The man thought about it for a long time. Finally he said, “Lord, I wish that I could understand my teenagers. I want to know how they feel inside, what they are thinking when they give me the silent treatment, why they shut themselves up in their rooms, and what they mean when they say ”nothing!” and ”whatever!”

After a few minutes God said, “You want two or four lanes on that bridge?”

In his book Life of the Beloved, Henri Nouwen invites us to consider how God can use our brokenness to bless others…in other words, to consider that we broken people are somehow “blessed to be a blessing.”

It is a total change of mind-set to be able to take our broken places and lay them at the foot of the cross and say to God, “Here. Use this.” In simple terms, we chose to become “wounded healers” who allow God to take our hurts and connect with someone who has the same wounds and would be comforted because of our experience.

Take a look at this interaction between Jesus and Mary Magdalene just days before his death:

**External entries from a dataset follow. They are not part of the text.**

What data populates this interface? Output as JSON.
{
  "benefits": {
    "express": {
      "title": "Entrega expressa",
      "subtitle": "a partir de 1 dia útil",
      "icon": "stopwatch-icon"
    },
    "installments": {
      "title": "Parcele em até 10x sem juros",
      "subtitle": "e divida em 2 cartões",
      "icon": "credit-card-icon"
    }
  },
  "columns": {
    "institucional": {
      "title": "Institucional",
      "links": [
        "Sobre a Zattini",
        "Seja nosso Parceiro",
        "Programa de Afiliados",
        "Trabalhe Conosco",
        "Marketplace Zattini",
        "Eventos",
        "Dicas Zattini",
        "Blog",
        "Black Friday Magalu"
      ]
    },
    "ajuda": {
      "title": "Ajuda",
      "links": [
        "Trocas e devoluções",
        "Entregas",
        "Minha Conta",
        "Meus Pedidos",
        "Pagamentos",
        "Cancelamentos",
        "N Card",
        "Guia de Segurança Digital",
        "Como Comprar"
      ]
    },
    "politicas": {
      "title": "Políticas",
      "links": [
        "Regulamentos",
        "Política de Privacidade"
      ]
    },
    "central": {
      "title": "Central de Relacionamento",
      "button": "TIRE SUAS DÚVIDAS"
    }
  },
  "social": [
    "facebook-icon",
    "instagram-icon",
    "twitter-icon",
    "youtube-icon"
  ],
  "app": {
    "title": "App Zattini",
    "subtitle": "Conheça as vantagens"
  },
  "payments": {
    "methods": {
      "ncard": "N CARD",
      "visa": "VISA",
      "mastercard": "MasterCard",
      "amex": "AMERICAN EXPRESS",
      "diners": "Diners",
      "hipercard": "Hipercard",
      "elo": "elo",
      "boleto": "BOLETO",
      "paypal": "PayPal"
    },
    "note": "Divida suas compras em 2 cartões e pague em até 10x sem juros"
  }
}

Mark 14 (The Message)

3 Jesus was at Bethany visiting the house of Simon, who had a skin disease. During dinner, a woman came in with a vase made of alabaster and containing very expensive perfume of pure nard. She broke open the vase and poured the perfume on his head. 4 Some grew angry. They said to each other, “Why waste the perfume? 5 This perfume could have been sold for almost a year’s pay and the money given to the poor.” And they scolded her.

6 Jesus said, “Leave her alone. Why do you make trouble for her? She has done a good thing for me. 7 You always have the poor with you; and whenever you want, you can do something good for them. But you won’t always have me. 8 She has done what she could. She has anointed my body ahead of time for burial. 9 I tell you the truth that, wherever in the whole world the good news is announced, what she’s done will also be told in memory of her.

I love the image of the broken vase of perfume being poured over our Lord by a very broken woman. In this last act of kindness that Jesus would ever experience on earth, she released the fragrance of her offering, and the witness of it permeated the house.

God invites us to allow our brokenness to be a blessing to others. He can use our honesty and vulnerability about our broken past to be an act of kindness to someone who is struggling with the same thing.

Consider the beauty of a stained glass window. What is it made of? Broken glass. But in the hands of a Master, the broken pieces are put together in a way that brings beauty and grandeur to a sanctuary. The light shines through and the colors become brilliant.

So it is with you. Let the light of Christ shine though your brokenness so that his beauty and glory will be seen by all who see you.

Broken Beauty by Colin Snider